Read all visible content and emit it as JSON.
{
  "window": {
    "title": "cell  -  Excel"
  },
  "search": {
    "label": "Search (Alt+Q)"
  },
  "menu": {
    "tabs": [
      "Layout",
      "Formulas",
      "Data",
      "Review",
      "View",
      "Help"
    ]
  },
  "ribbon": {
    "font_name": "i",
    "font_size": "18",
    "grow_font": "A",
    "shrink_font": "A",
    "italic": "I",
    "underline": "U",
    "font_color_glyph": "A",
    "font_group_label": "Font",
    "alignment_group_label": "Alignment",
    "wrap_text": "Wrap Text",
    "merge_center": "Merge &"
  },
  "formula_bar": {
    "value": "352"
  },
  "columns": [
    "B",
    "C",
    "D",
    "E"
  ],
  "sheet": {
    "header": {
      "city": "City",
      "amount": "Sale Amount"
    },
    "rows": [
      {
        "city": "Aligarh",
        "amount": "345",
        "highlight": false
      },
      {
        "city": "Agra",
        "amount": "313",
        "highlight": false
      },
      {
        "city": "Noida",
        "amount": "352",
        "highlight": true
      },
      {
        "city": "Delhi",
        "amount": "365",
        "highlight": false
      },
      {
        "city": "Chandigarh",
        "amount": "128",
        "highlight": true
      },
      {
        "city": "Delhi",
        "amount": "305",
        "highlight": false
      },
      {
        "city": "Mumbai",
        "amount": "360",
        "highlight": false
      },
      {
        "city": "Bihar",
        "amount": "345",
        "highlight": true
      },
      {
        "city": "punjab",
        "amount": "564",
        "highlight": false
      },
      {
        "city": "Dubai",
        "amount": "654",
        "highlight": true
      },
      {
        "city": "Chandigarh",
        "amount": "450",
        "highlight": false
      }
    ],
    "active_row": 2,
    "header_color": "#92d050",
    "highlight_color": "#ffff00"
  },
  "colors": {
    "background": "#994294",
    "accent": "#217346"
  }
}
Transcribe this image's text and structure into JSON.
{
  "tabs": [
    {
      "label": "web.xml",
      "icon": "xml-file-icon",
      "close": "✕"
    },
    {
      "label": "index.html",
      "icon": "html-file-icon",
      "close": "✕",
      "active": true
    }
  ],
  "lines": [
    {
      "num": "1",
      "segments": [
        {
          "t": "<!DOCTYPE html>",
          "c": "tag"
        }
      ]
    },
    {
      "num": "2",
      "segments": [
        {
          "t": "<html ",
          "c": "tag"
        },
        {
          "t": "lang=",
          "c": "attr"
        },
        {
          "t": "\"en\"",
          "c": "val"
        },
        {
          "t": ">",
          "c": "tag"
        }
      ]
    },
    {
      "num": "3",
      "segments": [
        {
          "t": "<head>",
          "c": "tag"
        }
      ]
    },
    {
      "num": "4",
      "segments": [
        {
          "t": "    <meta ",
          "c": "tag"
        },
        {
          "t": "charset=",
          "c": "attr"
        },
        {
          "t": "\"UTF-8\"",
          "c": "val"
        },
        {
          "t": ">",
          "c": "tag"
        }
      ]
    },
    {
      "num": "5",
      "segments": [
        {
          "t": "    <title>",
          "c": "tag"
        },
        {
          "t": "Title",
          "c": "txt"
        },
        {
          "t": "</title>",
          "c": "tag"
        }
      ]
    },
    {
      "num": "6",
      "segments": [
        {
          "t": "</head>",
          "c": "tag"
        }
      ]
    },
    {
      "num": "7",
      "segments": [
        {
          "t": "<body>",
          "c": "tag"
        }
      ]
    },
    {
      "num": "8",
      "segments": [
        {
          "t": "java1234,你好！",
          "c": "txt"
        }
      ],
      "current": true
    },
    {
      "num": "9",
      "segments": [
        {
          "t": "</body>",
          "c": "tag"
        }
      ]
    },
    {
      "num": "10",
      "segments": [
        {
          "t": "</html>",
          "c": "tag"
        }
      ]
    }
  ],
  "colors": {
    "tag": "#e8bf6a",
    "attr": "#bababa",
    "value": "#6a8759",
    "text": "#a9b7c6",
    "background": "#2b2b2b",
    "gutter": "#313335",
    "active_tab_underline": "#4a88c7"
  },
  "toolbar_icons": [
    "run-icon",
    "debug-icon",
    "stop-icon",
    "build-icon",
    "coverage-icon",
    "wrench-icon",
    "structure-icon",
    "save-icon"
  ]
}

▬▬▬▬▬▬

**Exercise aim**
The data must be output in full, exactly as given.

**Solution for this problem**
Read all visible content and emit it as JSON.
{
  "window": {
    "title": "cell  -  Excel"
  },
  "search": {
    "label": "Search (Alt+Q)"
  },
  "menu": {
    "tabs": [
      "Layout",
      "Formulas",
      "Data",
      "Review",
      "View",
      "Help"
    ]
  },
  "ribbon": {
    "font_name": "i",
    "font_size": "18",
    "grow_font": "A",
    "shrink_font": "A",
    "italic": "I",
    "underline": "U",
    "font_color_glyph": "A",
    "font_group_label": "Font",
    "alignment_group_label": "Alignment",
    "wrap_text": "Wrap Text",
    "merge_center": "Merge &"
  },
  "formula_bar": {
    "value": "352"
  },
  "columns": [
    "B",
    "C",
    "D",
    "E"
  ],
  "sheet": {
    "header": {
      "city": "City",
      "amount": "Sale Amount"
    },
    "rows": [
      {
        "city": "Aligarh",
        "amount": "345",
        "highlight": false
      },
      {
        "city": "Agra",
        "amount": "313",
        "highlight": false
      },
      {
        "city": "Noida",
        "amount": "352",
        "highlight": true
      },
      {
        "city": "Delhi",
        "amount": "365",
        "highlight": false
      },
      {
        "city": "Chandigarh",
        "amount": "128",
        "highlight": true
      },
      {
        "city": "Delhi",
        "amount": "305",
        "highlight": false
      },
      {
        "city": "Mumbai",
        "amount": "360",
        "highlight": false
      },
      {
        "city": "Bihar",
        "amount": "345",
        "highlight": true
      },
      {
        "city": "punjab",
        "amount": "564",
        "highlight": false
      },
      {
        "city": "Dubai",
        "amount": "654",
        "highlight": true
      },
      {
        "city": "Chandigarh",
        "amount": "450",
        "highlight": false
      }
    ],
    "active_row": 2,
    "header_color": "#92d050",
    "highlight_color": "#ffff00"
  },
  "colors": {
    "background": "#994294",
    "accent": "#217346"
  }
}
Transcribe this image's text and structure into JSON.
{
  "tabs": [
    {
      "label": "web.xml",
      "icon": "xml-file-icon",
      "close": "✕"
    },
    {
      "label": "index.html",
      "icon": "html-file-icon",
      "close": "✕",
      "active": true
    }
  ],
  "lines": [
    {
      "num": "1",
      "segments": [
        {
          "t": "<!DOCTYPE html>",
          "c": "tag"
        }
      ]
    },
    {
      "num": "2",
      "segments": [
        {
          "t": "<html ",
          "c": "tag"
        },
        {
          "t": "lang=",
          "c": "attr"
        },
        {
          "t": "\"en\"",
          "c": "val"
        },
        {
          "t": ">",
          "c": "tag"
        }
      ]
    },
    {
      "num": "3",
      "segments": [
        {
          "t": "<head>",
          "c": "tag"
        }
      ]
    },
    {
      "num": "4",
      "segments": [
        {
          "t": "    <meta ",
          "c": "tag"
        },
        {
          "t": "charset=",
          "c": "attr"
        },
        {
          "t": "\"UTF-8\"",
          "c": "val"
        },
        {
          "t": ">",
          "c": "tag"
        }
      ]
    },
    {
      "num": "5",
      "segments": [
        {
          "t": "    <title>",
          "c": "tag"
        },
        {
          "t": "Title",
          "c": "txt"
        },
        {
          "t": "</title>",
          "c": "tag"
        }
      ]
    },
    {
      "num": "6",
      "segments": [
        {
          "t": "</head>",
          "c": "tag"
        }
      ]
    },
    {
      "num": "7",
      "segments": [
        {
          "t": "<body>",
          "c": "tag"
        }
      ]
    },
    {
      "num": "8",
      "segments": [
        {
          "t": "java1234,你好！",
          "c": "txt"
        }
      ],
      "current": true
    },
    {
      "num": "9",
      "segments": [
        {
          "t": "</body>",
          "c": "tag"
        }
      ]
    },
    {
      "num": "10",
      "segments": [
        {
          "t": "</html>",
          "c": "tag"
        }
      ]
    }
  ],
  "colors": {
    "tag": "#e8bf6a",
    "attr": "#bababa",
    "value": "#6a8759",
    "text": "#a9b7c6",
    "background": "#2b2b2b",
    "gutter": "#313335",
    "active_tab_underline": "#4a88c7"
  },
  "toolbar_icons": [
    "run-icon",
    "debug-icon",
    "stop-icon",
    "build-icon",
    "coverage-icon",
    "wrench-icon",
    "structure-icon",
    "save-icon"
  ]
}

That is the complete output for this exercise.